Married ca 1797 to Sarah Eastman (b ca 1774 - d Oct. 27, 1842 at Rochester, N. Y.; buried at Mt. Hope Cemetery, Rochester, N. Y.; there is a stone to her memory on the Evans lot at Fayetteville, N. Y.) Sarah is the daughter of Dr. Azariah Eastman, an eminent physician and said to be a lineal descendant of the Franklins and a relative of the Statesman Benjamin Franklin. When a young girl, Sarah one day caught a young colt and mounted it bare-back; the wild creature ran furiously about the field but could not throw Sarah. She was very small and slight but "of a most beautiful shape." Another time, when only 15 years old, Sarah was told that she must assist in the amputation of the leg of a hired man. As in those days the only assistance to patients was liquor, Sarah gave the man tablespoons of rum and bathed his head until it was over, never flinching.
(B) Parson Genet Shipman, M.D. (b Apr. 18, 1799 - d Jan. 13, 1871)
(B) Azariah Booth Shipman, M.D. (b Mar. 22, 1803 - d Sept. 15, 1868)
(B) Eleanor Weller Shipman Evans (b 1807 - d Dec. 22, 1876)
(B) John Orville Shipman, M.D. (d 1866)
(B) Daniel Madison Shipman, M.D.
(B) Joseph Avery Shipman, M.D. (b 1812 - d Mar. 6, 1885)
(B) Sarah Amarilla Shipman Wallace (b Dec. 15, 1813 - d May 10, 1863)
REV. DANIEL SHIPMAN (b ca 1773 - d 1820) AND HIS DESCENDANTS 503
(A) Rev. Daniel Shipman (b ca 1773 - d Nov. 3, 1820) The country around Pitcher still contained many Indians who would not go to the reservations. They used to come to the Shipman farm, especially in winter, entering the home after the family had retired. They would lay down before the fire in the kitchen, and go away in the morning seldom taking anything, but grateful for a piece of bread. Sarah said she was afraid of them, but knew she was safe with all her boys.
Sarah Eastman Shipman was a strict economist. When the boys were old enough to attend the 4th of July celebrations, etc. in the village, she would give them "a shilling to spend and a half dollar to show up on, but don't spend a cent of it." The boys did as they were told. The Shipman boys were the terror of their neighborhood with their jokes. Azariah, who became the most famous surgeon, at one time kept the whole neighborhood in a state of excitement by impersonating a "wild woman." He would appear along the roadside with a wig made of horse hair, tattered clothing, etc.

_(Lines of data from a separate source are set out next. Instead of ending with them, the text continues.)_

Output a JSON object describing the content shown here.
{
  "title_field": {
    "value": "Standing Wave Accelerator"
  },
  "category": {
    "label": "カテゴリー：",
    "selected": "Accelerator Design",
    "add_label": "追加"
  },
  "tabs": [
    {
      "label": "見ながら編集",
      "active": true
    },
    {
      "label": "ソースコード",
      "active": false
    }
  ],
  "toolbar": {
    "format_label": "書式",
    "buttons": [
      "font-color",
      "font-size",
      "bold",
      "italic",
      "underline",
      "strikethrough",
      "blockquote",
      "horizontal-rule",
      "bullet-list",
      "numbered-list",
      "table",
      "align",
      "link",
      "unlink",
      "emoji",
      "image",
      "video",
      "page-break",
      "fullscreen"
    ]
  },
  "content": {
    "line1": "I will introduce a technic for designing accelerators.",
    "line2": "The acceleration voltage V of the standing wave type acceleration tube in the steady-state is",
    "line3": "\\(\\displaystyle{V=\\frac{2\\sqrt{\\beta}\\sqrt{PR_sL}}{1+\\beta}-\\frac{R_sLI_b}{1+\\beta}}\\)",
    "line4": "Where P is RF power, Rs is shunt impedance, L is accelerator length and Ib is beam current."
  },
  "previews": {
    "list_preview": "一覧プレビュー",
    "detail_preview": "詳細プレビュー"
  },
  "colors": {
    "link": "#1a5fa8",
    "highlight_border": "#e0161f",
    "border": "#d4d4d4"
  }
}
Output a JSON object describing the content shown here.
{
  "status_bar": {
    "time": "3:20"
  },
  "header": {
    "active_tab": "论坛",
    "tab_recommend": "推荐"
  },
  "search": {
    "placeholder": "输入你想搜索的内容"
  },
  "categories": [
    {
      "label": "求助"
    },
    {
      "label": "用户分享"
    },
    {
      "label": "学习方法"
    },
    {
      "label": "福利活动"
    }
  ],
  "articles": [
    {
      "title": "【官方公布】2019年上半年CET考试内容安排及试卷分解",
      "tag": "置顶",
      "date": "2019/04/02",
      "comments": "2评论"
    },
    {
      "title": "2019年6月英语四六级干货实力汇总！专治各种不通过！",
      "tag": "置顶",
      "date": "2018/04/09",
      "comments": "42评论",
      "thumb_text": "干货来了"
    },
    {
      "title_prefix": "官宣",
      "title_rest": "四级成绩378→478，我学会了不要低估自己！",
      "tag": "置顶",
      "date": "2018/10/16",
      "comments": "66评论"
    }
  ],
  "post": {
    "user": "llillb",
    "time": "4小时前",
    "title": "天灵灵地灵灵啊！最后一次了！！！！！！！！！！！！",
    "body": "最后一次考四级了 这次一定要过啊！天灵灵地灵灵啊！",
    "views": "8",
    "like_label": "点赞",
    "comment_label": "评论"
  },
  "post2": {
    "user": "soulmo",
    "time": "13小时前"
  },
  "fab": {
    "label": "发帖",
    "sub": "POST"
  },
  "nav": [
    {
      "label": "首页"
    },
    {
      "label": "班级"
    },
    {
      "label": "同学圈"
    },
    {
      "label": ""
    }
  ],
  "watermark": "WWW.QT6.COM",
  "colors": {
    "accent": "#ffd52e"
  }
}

and then disappear. He eve.'l led a hunt for the woman. Another time the boys sent up a kite with a lighted lantern, fed rumors about the strange light, and wrote an article for the local newspaper about it. Their fireside circle at night was a large and lively one.
Reference: Chenango Co. History
After Parson Genet received his medical education, he assisted Azariah; then the two assisted John Orville. After the farm was abandoned, the three older brothers assisted the two younger brothers in getting their medical education.
Sarah Eastman Shipman (1774 - 1842)
Parson Genet Shipman (1799 - 1871)*
Azariah Booth Shipman (1803 - 1868)*
Eleanor Weller Shipman Evans (1807 - 1876)*
Joseph Avery Shipman (1812 - 1886)*
New York, USA
Created by: Tom C.
Record added: Jun 16, 2011
Find A Grave Memorial# 71486090